While all this was going on, Victoria and Ariel were off on a road trip to buy an older 16’ foot fiberglass sailboat from a guy in Connecticut. They returned late Saturday night, so the first thing I got to do after returning home from church was help Victoria drain the water from her new acquisition. Her hope is to get the boat in good enough shape to take with us on our upcoming vacation to Assateague Island. It needs a good cleaning and some fiberglass work, but looks pretty solid. So now we are the proud proprietors of old cars, an old pop-up trailer, and an old sailboat. Am I a glutton for punishment or what? Oh yeah, now I need to find a trailer hitch for a LM.

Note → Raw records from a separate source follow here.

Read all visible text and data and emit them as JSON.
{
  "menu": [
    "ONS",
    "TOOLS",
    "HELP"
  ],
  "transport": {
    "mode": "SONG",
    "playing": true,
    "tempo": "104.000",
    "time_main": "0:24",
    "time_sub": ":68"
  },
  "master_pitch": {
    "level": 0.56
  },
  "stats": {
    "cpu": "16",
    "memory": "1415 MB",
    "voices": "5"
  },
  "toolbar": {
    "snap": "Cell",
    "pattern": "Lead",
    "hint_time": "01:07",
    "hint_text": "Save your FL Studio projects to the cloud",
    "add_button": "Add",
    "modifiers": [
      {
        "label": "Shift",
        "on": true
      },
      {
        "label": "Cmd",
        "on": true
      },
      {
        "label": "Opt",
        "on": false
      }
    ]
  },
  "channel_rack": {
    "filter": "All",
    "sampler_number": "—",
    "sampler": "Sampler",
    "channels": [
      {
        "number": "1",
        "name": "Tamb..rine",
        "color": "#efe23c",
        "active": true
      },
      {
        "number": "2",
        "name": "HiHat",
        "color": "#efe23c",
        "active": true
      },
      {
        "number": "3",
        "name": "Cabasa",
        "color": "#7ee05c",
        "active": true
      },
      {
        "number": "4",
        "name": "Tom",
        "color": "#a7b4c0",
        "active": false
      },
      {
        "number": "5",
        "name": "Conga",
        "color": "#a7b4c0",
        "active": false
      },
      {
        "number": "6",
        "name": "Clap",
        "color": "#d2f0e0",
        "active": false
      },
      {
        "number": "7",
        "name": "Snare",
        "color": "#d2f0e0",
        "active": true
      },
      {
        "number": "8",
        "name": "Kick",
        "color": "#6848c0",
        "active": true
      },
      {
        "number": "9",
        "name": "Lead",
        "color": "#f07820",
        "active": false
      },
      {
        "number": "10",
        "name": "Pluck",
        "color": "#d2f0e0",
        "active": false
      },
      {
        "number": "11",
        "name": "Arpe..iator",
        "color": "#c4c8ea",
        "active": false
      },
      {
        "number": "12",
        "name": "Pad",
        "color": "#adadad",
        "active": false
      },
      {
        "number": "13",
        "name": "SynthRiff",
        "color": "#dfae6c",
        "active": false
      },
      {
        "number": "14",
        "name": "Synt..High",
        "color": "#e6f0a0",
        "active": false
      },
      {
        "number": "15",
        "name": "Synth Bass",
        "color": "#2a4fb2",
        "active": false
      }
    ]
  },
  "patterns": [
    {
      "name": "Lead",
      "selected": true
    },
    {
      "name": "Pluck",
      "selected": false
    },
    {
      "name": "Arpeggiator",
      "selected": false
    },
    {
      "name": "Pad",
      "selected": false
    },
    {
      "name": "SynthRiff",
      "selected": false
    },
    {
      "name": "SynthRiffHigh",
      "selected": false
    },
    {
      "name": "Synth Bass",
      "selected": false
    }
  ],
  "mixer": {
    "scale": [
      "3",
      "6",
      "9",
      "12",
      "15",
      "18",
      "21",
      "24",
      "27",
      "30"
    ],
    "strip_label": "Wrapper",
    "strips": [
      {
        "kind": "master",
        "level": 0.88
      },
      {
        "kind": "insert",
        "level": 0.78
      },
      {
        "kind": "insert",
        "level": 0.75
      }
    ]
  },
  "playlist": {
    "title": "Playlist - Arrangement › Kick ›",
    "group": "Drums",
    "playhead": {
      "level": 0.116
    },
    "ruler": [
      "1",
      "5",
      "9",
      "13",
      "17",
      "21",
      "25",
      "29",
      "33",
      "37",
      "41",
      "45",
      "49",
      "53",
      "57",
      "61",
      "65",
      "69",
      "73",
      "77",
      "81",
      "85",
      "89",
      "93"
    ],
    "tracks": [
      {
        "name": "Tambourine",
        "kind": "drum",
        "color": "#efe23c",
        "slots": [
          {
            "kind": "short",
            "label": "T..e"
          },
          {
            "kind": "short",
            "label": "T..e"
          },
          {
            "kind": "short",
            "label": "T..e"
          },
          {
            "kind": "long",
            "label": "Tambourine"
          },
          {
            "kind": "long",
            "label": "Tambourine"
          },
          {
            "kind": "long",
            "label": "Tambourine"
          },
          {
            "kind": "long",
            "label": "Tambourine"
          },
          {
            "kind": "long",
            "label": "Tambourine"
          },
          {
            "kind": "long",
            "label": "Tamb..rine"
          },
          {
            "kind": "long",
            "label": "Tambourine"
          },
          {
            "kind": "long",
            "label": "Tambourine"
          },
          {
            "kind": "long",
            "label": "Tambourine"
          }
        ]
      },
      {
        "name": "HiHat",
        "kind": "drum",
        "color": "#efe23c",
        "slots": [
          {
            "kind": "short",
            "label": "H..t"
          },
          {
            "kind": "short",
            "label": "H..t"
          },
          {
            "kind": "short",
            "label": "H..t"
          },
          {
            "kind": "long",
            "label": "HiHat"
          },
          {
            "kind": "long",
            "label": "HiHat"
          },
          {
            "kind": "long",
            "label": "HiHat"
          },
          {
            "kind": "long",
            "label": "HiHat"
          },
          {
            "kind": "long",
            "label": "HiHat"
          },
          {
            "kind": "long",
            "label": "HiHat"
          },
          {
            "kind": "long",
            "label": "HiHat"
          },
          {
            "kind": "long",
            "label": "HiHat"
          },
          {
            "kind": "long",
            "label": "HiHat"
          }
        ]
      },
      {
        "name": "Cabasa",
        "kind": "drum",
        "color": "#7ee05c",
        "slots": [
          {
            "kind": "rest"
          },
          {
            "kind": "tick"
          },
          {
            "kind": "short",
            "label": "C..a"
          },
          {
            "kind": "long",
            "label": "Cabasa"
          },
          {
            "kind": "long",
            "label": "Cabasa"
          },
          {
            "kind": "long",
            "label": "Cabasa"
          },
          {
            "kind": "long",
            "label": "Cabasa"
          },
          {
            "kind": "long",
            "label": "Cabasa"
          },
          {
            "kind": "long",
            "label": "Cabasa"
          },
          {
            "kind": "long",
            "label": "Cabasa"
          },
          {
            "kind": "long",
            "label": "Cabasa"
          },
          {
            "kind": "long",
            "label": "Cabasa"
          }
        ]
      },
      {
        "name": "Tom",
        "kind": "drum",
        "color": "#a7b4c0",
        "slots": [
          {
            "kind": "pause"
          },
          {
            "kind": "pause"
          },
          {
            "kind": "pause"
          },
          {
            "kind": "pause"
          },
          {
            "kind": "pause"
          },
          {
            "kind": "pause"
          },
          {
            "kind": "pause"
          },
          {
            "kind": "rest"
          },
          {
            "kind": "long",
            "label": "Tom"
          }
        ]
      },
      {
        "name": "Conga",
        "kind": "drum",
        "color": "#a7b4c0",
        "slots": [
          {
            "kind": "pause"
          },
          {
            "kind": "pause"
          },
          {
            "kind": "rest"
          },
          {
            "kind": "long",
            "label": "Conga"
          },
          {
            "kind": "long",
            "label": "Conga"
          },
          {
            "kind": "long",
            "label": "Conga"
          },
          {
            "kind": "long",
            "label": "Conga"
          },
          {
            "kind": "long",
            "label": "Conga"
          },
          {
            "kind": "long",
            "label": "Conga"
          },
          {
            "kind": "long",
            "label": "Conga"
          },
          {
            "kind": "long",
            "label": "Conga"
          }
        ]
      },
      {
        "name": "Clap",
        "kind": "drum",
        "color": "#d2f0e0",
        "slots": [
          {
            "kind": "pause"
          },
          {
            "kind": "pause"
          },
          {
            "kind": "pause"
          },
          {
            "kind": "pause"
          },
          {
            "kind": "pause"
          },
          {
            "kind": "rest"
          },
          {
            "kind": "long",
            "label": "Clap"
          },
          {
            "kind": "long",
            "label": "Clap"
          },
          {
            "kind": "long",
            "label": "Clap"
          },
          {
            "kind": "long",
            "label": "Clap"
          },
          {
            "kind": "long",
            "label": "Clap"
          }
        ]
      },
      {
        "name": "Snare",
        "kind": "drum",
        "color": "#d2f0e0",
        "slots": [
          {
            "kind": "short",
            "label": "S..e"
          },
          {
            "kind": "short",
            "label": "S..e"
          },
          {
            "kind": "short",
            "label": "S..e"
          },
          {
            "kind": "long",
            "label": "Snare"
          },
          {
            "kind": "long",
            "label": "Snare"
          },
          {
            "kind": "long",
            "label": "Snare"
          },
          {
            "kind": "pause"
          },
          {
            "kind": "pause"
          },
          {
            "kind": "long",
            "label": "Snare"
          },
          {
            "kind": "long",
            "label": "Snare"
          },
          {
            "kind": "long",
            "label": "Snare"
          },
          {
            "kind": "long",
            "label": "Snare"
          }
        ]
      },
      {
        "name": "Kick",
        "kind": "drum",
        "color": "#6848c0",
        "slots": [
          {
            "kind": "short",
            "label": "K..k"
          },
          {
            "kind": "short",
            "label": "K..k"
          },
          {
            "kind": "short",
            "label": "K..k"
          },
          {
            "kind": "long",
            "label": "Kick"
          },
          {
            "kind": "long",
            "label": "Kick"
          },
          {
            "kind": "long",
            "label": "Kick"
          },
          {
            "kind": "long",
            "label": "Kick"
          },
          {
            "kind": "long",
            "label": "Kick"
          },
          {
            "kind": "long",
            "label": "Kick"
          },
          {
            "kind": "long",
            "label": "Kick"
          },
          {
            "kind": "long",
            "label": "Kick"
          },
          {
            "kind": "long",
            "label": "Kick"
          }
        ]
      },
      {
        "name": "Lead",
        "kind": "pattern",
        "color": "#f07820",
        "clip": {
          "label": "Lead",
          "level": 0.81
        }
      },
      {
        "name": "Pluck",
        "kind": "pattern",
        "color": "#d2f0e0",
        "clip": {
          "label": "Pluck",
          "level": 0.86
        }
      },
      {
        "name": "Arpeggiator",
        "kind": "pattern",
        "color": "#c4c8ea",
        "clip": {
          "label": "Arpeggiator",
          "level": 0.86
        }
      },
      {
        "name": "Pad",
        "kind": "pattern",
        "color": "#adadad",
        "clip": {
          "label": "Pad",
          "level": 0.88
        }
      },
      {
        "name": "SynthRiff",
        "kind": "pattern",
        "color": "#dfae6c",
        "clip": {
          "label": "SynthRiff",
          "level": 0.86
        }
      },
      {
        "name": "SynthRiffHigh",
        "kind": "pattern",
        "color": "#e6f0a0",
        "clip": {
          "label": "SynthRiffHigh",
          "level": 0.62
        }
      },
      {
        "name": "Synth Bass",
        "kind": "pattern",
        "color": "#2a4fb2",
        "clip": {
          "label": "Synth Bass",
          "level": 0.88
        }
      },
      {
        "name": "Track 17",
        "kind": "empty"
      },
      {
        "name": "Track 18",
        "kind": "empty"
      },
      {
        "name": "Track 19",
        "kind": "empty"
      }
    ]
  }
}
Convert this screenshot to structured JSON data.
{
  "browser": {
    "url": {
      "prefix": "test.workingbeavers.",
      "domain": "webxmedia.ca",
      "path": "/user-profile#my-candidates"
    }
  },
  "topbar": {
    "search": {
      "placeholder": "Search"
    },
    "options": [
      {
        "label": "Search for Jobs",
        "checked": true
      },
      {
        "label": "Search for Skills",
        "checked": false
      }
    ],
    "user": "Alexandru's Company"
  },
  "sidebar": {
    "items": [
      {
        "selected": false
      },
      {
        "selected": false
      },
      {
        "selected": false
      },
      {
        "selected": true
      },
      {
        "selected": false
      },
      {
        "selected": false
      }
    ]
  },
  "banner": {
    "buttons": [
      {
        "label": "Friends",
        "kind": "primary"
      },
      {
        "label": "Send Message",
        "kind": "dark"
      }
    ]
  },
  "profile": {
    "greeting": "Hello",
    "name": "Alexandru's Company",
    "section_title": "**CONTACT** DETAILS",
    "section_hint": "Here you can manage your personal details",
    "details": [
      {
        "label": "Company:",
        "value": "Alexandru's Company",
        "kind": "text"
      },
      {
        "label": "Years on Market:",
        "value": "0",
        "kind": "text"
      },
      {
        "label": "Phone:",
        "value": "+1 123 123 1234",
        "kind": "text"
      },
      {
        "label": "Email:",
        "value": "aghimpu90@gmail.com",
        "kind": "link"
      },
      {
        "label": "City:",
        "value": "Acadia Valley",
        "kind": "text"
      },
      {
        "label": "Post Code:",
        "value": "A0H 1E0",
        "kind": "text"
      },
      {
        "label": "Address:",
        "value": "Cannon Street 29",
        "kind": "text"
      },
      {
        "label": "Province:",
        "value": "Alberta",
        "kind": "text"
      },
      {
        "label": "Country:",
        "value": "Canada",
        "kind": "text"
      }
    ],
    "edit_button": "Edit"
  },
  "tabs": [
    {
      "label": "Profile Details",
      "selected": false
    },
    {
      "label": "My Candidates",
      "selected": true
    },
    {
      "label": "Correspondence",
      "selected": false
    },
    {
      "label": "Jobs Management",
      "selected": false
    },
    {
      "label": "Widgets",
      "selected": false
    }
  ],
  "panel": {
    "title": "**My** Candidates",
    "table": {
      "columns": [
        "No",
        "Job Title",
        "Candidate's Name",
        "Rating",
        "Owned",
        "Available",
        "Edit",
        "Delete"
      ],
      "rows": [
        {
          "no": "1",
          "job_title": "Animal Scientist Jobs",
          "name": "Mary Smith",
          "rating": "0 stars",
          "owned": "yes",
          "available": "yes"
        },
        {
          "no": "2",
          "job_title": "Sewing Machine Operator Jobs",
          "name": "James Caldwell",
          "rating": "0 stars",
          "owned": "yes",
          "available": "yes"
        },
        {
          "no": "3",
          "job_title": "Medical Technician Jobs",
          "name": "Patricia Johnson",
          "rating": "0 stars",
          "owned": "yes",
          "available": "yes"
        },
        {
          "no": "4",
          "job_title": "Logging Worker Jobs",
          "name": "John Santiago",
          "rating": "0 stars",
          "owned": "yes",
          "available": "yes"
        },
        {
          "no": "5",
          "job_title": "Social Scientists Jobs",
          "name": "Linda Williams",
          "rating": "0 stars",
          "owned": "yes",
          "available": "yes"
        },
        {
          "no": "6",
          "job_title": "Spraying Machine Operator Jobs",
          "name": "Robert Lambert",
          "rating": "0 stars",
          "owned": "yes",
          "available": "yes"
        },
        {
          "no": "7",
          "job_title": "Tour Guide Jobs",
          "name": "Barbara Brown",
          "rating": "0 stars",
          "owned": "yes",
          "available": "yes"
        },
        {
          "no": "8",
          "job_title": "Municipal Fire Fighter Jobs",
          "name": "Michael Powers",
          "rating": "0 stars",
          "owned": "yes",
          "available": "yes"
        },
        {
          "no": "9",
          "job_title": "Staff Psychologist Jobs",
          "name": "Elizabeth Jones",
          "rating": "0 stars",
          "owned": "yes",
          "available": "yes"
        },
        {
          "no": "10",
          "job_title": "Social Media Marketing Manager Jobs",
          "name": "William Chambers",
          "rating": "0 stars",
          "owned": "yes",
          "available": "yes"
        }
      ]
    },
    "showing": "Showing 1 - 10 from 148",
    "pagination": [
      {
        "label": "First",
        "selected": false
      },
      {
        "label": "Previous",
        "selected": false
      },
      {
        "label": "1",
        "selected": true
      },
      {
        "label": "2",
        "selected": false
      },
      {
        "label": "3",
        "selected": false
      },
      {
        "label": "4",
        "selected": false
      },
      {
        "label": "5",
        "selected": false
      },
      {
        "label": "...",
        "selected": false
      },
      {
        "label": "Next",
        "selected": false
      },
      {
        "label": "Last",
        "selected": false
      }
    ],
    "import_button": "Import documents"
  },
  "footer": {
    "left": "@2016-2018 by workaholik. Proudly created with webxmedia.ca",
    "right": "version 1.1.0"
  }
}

Not Corvair related, but adding to my automotive experience, I spent ALL of Sunday afternoon replacing the shock absorbers on our church’s 2001 Ford Econoline extended van. What a miserable job that was. Each of the four had its own problem. The worst was snapping off a mounting stud and having to drill it out replacing it with a Grade 8 bolt. Funny thing looking back on it was that three of them snapped the top stud off, but only AFTER I’d turned them about halfway off a thirty-second of a turn at a time. Why couldn’t they break right away?
After a dinner break to fill my empty belly and rest my aching muscles, I headed out to the garage and, with Ariel’s help, got the transaxle (Powerglide and differential) loaded on the transmission jack. I rolled it up next to the engine, lined up the bolt holes and created a powertrain. This was a pretty momentous occasion and I celebrated with a little dance. With that out of the way, I proceeded to bolt the flex plate to the torque converter, install the access opening cover, reinstall the front shroud, and assemble the transmission vacuum line using new rubber hose. With the little hand nearing the eleven, it was way past time to call it a day.